(What you need to do) Lines below that include "true" are the answer; copy each one.
▬▬▬▬▬▬▬▬▬▬
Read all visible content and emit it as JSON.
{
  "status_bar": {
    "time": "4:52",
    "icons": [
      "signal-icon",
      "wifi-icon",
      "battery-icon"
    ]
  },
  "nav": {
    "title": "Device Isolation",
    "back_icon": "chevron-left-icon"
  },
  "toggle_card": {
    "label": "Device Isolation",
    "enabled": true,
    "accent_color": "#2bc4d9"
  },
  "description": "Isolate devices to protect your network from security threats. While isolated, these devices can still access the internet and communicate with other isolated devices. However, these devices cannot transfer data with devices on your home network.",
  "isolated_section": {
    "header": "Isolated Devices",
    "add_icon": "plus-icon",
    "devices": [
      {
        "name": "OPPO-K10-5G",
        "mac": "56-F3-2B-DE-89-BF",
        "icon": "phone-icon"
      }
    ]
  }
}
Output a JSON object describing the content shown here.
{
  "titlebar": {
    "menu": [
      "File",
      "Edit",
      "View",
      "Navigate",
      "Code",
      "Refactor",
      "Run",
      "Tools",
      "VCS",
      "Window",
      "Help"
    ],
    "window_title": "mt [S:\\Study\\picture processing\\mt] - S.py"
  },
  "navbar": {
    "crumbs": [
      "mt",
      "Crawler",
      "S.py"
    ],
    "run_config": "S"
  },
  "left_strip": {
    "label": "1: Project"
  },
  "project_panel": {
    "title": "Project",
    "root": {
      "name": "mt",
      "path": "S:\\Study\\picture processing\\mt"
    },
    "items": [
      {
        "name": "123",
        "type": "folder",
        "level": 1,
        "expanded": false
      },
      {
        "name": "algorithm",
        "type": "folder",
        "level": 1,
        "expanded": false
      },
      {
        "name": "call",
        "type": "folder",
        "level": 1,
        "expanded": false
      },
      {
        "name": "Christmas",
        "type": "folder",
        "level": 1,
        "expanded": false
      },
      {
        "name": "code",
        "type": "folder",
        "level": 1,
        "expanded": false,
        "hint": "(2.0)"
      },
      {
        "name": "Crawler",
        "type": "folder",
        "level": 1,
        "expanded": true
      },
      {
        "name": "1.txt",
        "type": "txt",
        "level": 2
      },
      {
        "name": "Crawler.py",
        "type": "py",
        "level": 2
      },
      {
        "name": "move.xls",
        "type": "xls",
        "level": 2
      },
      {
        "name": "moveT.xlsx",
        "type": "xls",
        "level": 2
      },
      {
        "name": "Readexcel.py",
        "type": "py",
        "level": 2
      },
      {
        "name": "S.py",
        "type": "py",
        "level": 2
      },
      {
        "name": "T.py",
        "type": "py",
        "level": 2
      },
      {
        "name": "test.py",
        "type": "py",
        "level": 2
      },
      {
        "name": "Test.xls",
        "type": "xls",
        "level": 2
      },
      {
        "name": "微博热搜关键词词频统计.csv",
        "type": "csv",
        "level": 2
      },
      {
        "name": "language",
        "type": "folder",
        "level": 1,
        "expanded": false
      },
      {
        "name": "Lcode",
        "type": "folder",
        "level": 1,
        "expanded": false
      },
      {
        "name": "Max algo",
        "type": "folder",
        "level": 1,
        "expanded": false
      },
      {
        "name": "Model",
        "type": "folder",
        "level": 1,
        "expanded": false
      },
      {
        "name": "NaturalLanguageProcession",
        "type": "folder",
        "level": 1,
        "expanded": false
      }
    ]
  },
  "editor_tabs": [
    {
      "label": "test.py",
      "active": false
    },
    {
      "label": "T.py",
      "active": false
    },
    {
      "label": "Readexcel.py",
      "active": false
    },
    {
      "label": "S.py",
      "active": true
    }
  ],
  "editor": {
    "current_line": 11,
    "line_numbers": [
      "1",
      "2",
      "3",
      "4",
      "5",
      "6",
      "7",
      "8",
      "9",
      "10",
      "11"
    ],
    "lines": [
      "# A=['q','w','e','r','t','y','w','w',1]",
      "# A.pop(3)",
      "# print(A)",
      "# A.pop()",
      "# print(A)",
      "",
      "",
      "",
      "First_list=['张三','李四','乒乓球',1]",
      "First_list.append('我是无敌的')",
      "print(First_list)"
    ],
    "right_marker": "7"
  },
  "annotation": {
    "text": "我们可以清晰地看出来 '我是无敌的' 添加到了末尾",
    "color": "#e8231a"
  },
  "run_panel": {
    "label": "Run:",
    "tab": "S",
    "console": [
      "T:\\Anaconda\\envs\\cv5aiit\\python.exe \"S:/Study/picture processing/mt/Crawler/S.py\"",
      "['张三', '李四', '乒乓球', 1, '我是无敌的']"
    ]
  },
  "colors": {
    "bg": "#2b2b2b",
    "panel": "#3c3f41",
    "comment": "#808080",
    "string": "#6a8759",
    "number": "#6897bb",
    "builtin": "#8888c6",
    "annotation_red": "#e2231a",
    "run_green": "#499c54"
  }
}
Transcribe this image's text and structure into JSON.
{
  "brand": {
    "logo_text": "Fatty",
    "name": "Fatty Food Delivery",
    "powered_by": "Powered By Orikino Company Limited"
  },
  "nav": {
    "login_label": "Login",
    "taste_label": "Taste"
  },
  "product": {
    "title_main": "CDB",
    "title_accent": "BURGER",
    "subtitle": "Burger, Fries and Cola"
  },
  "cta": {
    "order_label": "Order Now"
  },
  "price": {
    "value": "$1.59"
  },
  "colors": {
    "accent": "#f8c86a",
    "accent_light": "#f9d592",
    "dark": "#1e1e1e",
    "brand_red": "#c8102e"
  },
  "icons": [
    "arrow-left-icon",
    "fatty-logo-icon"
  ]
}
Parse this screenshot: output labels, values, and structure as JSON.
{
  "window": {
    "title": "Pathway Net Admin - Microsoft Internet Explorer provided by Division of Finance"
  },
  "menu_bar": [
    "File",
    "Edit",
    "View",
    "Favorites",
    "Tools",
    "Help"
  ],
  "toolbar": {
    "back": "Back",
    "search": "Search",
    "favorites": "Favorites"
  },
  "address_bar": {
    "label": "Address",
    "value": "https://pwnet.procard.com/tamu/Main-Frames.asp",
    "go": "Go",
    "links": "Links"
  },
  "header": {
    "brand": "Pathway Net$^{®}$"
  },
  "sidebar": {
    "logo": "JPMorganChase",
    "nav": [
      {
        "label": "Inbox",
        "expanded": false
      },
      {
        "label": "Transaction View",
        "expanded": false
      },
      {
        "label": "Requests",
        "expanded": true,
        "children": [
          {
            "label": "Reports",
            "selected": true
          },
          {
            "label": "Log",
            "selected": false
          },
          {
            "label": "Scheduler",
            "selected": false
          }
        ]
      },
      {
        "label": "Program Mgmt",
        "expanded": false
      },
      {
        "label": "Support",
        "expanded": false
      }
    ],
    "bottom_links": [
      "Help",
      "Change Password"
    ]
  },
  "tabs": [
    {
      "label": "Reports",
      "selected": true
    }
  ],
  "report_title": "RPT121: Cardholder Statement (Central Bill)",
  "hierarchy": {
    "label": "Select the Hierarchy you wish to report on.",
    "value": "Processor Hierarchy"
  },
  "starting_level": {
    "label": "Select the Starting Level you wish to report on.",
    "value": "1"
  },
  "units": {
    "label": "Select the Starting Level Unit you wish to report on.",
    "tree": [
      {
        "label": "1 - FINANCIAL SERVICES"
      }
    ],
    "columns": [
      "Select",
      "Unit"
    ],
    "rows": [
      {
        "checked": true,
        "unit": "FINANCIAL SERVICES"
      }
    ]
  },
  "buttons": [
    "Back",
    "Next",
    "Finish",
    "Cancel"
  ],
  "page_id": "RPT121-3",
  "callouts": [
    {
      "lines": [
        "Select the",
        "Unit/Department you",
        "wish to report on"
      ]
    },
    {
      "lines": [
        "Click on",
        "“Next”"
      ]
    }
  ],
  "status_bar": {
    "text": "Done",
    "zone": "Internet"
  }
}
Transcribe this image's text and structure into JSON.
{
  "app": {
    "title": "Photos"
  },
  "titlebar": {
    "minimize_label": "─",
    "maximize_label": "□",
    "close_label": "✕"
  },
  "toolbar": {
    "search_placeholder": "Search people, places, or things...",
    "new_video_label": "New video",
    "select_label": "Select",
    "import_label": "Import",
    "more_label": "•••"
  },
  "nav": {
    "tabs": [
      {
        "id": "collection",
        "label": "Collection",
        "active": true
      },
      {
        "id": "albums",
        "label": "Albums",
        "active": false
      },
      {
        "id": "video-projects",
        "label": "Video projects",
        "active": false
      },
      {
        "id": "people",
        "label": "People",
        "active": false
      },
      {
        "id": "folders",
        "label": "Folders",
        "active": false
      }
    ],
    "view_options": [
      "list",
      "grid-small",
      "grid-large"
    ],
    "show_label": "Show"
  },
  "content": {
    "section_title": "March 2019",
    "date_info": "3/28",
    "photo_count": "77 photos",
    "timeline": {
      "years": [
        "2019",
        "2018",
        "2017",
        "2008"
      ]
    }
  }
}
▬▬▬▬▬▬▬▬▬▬
(Answer below)
    "enabled": true,
        "expanded": true
      "active": true
        "expanded": true,
            "selected": true
      "selected": true
        "checked": true,
        "active": true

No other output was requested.